There's a lot of different things I'd like to say about what happened there. I could write about the assumptions that people make about others and how ignorance and prejudice place meaning on situations that inherently have none. Beyond what there is to us, there is no meaning to us being together, we just are, we just do, and we are just fine. If there is another meaning, it's positive. But even that positive meaning would be looking at the situation through a lens. It needs no lens. An adult is taking a couple of kids to a movie. That's ALL!!

What I do want to say is that I get really tired of people narrating my life. I feel like I'm in a movie where, in every scene, there is a switch of narrator. The fact that my difference is BIG draws commentary. Constant commentary. Those women, sitting behind me, were just two in a long day of commentary by others.

Why do people, when they see disability, have to put it into a context that they understand and then build a story around it to create commentary? Inspirporn is simply commentary about, mostly, nothing. Like what happened with me in the theatre, a hostile lens created hostile commentary about, mostly, nothing.

I live my life to create stories and memories for me.

Not. You.


ABEhrhardt said...

What horrible old biddies!

May God have mercy on their souls. There's nothing else one can say about people who know nothing and still feel they have to have an opinion and proclaim it loudly.

I'm so glad the girls were unaware - it is so rude of those women to speak about any of you.

Unknown said...

"Why do people, when they see 'disability', have to put it into a context that they understand and then build a story around it to create commentary?" That question is a very powerful question, and one in which the word "disability" could be replaced with other words to describe characteristics that lead to marginalization. Thank you for your daily posts!!

Frank_V said...

One day, me, my wife, and 3 year old daughter were taking a walk in downtown Montreal. While we waited for a traffic light to change, I cuddled my darling daughter's head, making sure she stayed safe next to me. When the light changed, we crossed the street together.

When we got to the other side, it was then that I saw a man, who was GLARING at me. And then, he wagged his finger at me, and shook his head, in that universal language that said: NO no, you should not be doing THAT! It momentarily made me feel like a dirty old man, until I recovered my senses.
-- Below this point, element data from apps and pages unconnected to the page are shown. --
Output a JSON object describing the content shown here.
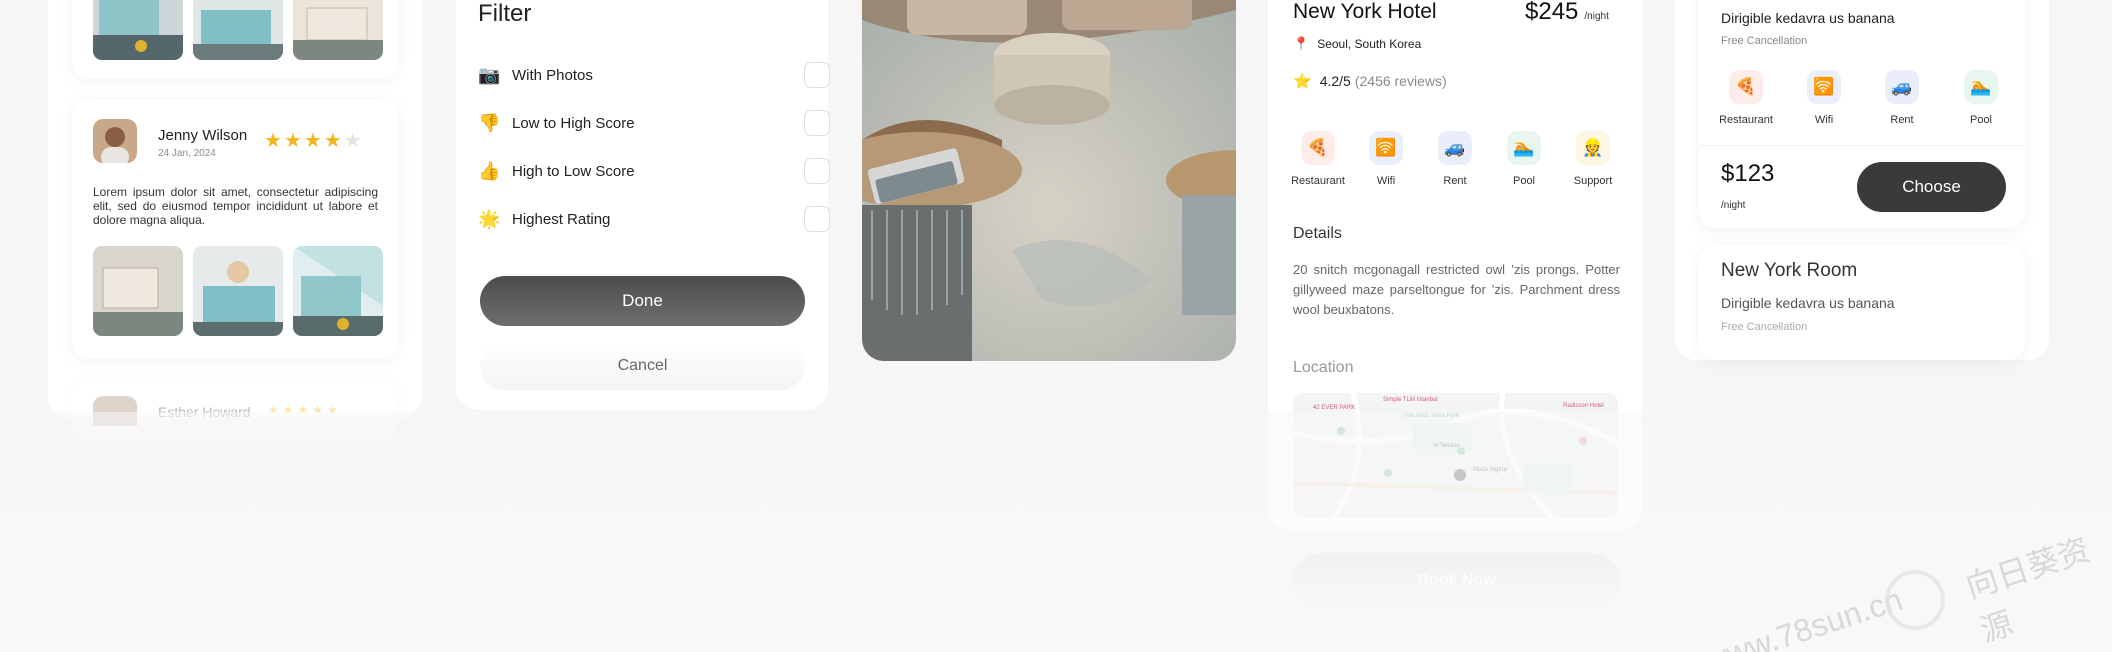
{
  "reviews": [
    {
      "name": "Jenny Wilson",
      "date": "24 Jan, 2024",
      "rating": 4,
      "text": "Lorem ipsum dolor sit amet, consectetur adipiscing elit, sed do eiusmod tempor incididunt ut labore et dolore magna aliqua."
    },
    {
      "name": "Esther Howard",
      "rating": 5
    }
  ],
  "filter": {
    "title": "Filter",
    "options": [
      {
        "icon": "📷",
        "label": "With Photos",
        "checked": false
      },
      {
        "icon": "👎",
        "label": "Low to High Score",
        "checked": false
      },
      {
        "icon": "👍",
        "label": "High to Low Score",
        "checked": false
      },
      {
        "icon": "🌟",
        "label": "Highest Rating",
        "checked": false
      }
    ],
    "done_label": "Done",
    "cancel_label": "Cancel"
  },
  "hotel": {
    "name": "New York Hotel",
    "price": "$245",
    "price_unit": "/night",
    "location_icon": "📍",
    "location": "Seoul, South Korea",
    "rating_icon": "⭐",
    "rating": "4.2/5",
    "reviews": "(2456 reviews)",
    "amenities": [
      {
        "icon": "🍕",
        "name": "Restaurant",
        "bg": "#fdecea"
      },
      {
        "icon": "🛜",
        "name": "Wifi",
        "bg": "#e9effb"
      },
      {
        "icon": "🚙",
        "name": "Rent",
        "bg": "#eaeefb"
      },
      {
        "icon": "🏊",
        "name": "Pool",
        "bg": "#e9f6ef"
      },
      {
        "icon": "👷",
        "name": "Support",
        "bg": "#fdf6e4"
      }
    ],
    "details_title": "Details",
    "details_text": "20 snitch mcgonagall restricted owl ’zis prongs. Potter gillyweed maze parseltongue for ’zis. Parchment dress wool beuxbatons.",
    "location_title": "Location",
    "map_labels": [
      "42 EVER PARK",
      "Simple TLM Istanbul",
      "VIALAND Tema Park",
      "Vi Terrace",
      "Mado Sigma",
      "Radisson Hotel"
    ],
    "book_label": "Book Now"
  },
  "rooms": [
    {
      "subtitle": "Dirigible kedavra us banana",
      "cancellation": "Free Cancellation",
      "amenities": [
        {
          "icon": "🍕",
          "name": "Restaurant",
          "bg": "#fdecea"
        },
        {
          "icon": "🛜",
          "name": "Wifi",
          "bg": "#e9effb"
        },
        {
          "icon": "🚙",
          "name": "Rent",
          "bg": "#eaeefb"
        },
        {
          "icon": "🏊",
          "name": "Pool",
          "bg": "#e9f6ef"
        }
      ],
      "price": "$123",
      "price_unit": "/night",
      "choose_label": "Choose"
    },
    {
      "title": "New York Room",
      "subtitle": "Dirigible kedavra us banana",
      "cancellation": "Free Cancellation"
    }
  ],
  "watermark": {
    "site": "www.78sun.cn",
    "brand": "向日葵资源"
  },
  "colors": {
    "accent_dark": "#3a3a3a",
    "star": "#f3b51c",
    "muted": "#8a8a8a"
  }
}
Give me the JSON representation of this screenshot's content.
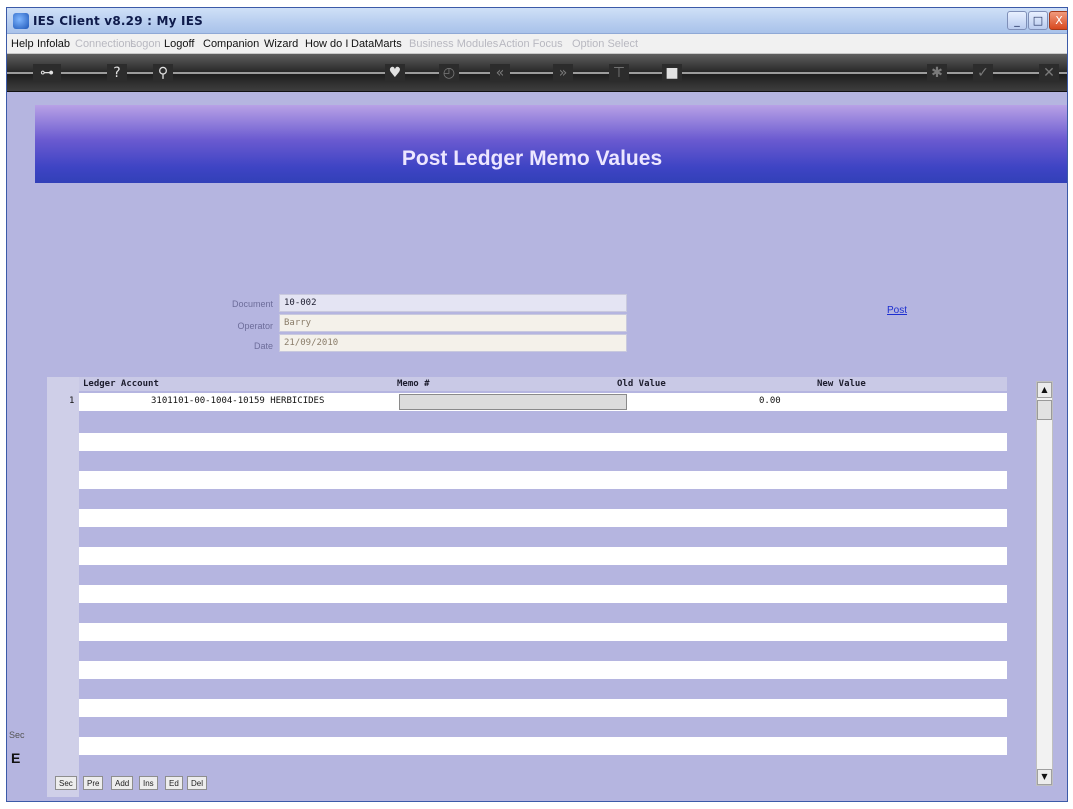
{
  "window": {
    "title": "IES Client v8.29 : My IES",
    "controls": {
      "minimize": "_",
      "maximize": "□",
      "close": "X"
    }
  },
  "menu": {
    "items": [
      {
        "label": "Help",
        "enabled": true
      },
      {
        "label": "Infolab",
        "enabled": true
      },
      {
        "label": "Connections",
        "enabled": false
      },
      {
        "label": "Logon",
        "enabled": false
      },
      {
        "label": "Logoff",
        "enabled": true
      },
      {
        "label": "Companion",
        "enabled": true
      },
      {
        "label": "Wizard",
        "enabled": true
      },
      {
        "label": "How do I",
        "enabled": true
      },
      {
        "label": "DataMarts",
        "enabled": true
      },
      {
        "label": "Business Modules",
        "enabled": false
      },
      {
        "label": "Action Focus",
        "enabled": false
      },
      {
        "label": "Option Select",
        "enabled": false
      }
    ]
  },
  "toolbar": {
    "icons": [
      "key-icon",
      "help-icon",
      "search-icon",
      "heart-icon",
      "clock-icon",
      "back-icon",
      "forward-icon",
      "pin-icon",
      "stop-icon",
      "settings-icon",
      "check-icon",
      "close-icon"
    ]
  },
  "page": {
    "title": "Post Ledger Memo Values"
  },
  "form": {
    "document_label": "Document",
    "document_value": "10-002",
    "operator_label": "Operator",
    "operator_value": "Barry",
    "date_label": "Date",
    "date_value": "21/09/2010",
    "post_link": "Post"
  },
  "grid": {
    "headers": {
      "ledger_account": "Ledger Account",
      "memo": "Memo #",
      "old_value": "Old Value",
      "new_value": "New Value"
    },
    "rows": [
      {
        "num": "1",
        "ledger_account": "3101101-00-1004-10159 HERBICIDES",
        "memo": "",
        "old_value": "0.00",
        "new_value": ""
      }
    ]
  },
  "bottom_buttons": [
    "Sec",
    "Pre",
    "Add",
    "Ins",
    "Ed",
    "Del"
  ],
  "side_stub": {
    "text_1": "Sec",
    "text_2": "E"
  }
}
"I'm her FATHER!!" I wanted to scream at him, but instead, decided to walk away peacefully, knowing OUR family was by far in a much happier place than this guy was.